Her popularity plummeted nonetheless, aided by an aggressively biased media and a brutally effective scare campaign by the master of negativity, Tony Abbott, not to mention a series of blunders on Gillard’s account. Her ability to front the media and sell her policies to the public has been nothing short of woeful, to the further detriment of her approval ratings. Her entire communication department ought to be sacked, really.
Soon the murmurs began (did we do the right thing after all?), the doubts, and bickering, leading us full circle with a resurgent Rudd declaring he wants his job back. For weeks the media had reported it was on the cards and for weeks the government tried to ignore the destabilisation, parroting the empty line that they were just “getting on with it” and everything was fine. Once Kevin threw down the gauntlet however, everything changed.
It’s the throwing of the gauntlet that has turned me against Rudd, on the back of weeks of behind-the-scenes campaigning that did nothing but harm the sitting government. He’s putting aside his party in favour of himself, once more reinforcing the allegations of self-obsession and an inability to be a team player while making an Abbott government all but a certainty.
Since then, we’ve seen an extraordinary outpouring of anger from cabinet ministers and Gillard herself – an outpouring most decry but that I welcome wholeheartedly. It’s not the personal nature of the attacks that I welcome but the anger. The pure, honest, unvarnished emotional reaction. Never have I seen the government so energised, with furious outbursts from Wayne Swan, Simon Crean, and just about every other cabinet minister it seems. Gone is the staid pretence, the shadow-puppetry, and stilted appearances – in hindsight, it would appear that the government has been barely held in check, straining against invisible checks and chains and is only now unleashed.
Lance a boil and the poison will flow, yes, no doubt it’s a painful process too but afterward you can finally move unhindered and the relief will be welcome. I can only hope that the ruthless precision and nature of the public attacks we’ve witnessed, the fast and furious responses to questions raised, is but a sign of what will be hurled at Abbott next. The government has seemed sluggish and weak in the face of a buoyant Abbott riding a wave of discontent and fear, never quite managing to deliver the resounding thumping and unequivocal responses needed to stomp his baseless negativity into the ground.
Now the fight for survival is well and truly on – if Gillard can put the spectre of Rudd to bed once and for all with an emphatic victory on Monday, then we can finally have an equal battle on our hands and one the policy-light Abbott is liable to lose. If she can’t, there’s only a speedy demise in store. In the unlikely event Rudd comes out ahead, it’ll be a longer, drawn-out defeat, which is another reason I don’t fancy a return to a Kevin Rudd Prime Ministership. Given the level of acrimony and scathing attacks from all sectors, I just can’t see him at the helm of an effective government.

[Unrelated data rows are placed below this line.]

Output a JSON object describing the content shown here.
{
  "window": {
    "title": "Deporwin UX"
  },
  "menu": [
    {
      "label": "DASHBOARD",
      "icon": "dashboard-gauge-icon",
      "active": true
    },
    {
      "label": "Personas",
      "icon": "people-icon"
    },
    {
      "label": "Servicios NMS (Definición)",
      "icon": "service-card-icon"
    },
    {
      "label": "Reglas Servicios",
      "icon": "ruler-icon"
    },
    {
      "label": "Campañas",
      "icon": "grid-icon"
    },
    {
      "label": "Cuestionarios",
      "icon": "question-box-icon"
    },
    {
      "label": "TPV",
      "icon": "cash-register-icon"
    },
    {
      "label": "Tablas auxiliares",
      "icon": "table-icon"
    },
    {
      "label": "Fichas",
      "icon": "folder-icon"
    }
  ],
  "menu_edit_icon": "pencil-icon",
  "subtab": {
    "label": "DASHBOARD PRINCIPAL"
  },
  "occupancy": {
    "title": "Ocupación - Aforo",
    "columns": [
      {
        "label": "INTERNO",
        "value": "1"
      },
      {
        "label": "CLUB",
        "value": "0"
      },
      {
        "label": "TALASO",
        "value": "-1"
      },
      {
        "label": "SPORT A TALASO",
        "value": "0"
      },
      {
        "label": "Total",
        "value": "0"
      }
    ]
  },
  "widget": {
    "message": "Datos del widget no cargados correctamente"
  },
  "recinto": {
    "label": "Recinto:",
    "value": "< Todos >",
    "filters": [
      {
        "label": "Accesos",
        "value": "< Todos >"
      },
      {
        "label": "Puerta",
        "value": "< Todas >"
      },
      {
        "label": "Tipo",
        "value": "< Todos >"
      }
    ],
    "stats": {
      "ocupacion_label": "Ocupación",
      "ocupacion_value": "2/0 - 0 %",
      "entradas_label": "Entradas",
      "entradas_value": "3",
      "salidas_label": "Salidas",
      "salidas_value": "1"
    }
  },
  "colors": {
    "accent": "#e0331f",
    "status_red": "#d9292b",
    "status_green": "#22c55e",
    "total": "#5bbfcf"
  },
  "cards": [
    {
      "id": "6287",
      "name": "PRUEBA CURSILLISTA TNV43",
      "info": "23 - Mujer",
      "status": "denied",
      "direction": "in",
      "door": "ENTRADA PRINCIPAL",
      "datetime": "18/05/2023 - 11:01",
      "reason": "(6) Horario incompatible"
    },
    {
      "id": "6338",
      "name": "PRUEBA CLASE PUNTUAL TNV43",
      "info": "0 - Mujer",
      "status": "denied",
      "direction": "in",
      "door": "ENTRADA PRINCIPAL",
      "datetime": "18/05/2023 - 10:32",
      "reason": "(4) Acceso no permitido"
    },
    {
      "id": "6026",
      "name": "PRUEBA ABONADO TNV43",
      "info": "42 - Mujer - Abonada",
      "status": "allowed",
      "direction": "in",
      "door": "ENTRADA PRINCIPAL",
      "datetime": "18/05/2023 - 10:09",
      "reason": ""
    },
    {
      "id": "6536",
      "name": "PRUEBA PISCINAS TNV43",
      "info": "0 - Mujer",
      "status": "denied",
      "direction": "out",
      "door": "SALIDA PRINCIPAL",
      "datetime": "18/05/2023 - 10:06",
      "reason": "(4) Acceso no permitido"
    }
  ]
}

The in-fighting and bickering will only continue, albeit possibly behind doors, giving more and more fuel to Abbott who will waltz into an election campaign facing a beleaguered Labor party instead of a rejuvenated government working on substantive reforms this country dearly needs.
The fundamental difference between Gillard and Rudd as I can see it is this: hers is a messy but ultimately effective government that manages to pass its desired legislation and his was an ineffective but cosmetically pretty government lead by a man we all found likeable and charming. Of the two, I’ll take the former. Gillard has her problems and challenges, no doubt, but this could be the shot in the arm she desperately needed.
There’s no doubt in my mind that she’s fired up right now and that’s exactly what she needs to be. Here’s hoping out of this ungodly mess, a fighting-trim government emerges to deliver a knockout punch to the Coalition. That’s optimism for you, in any case.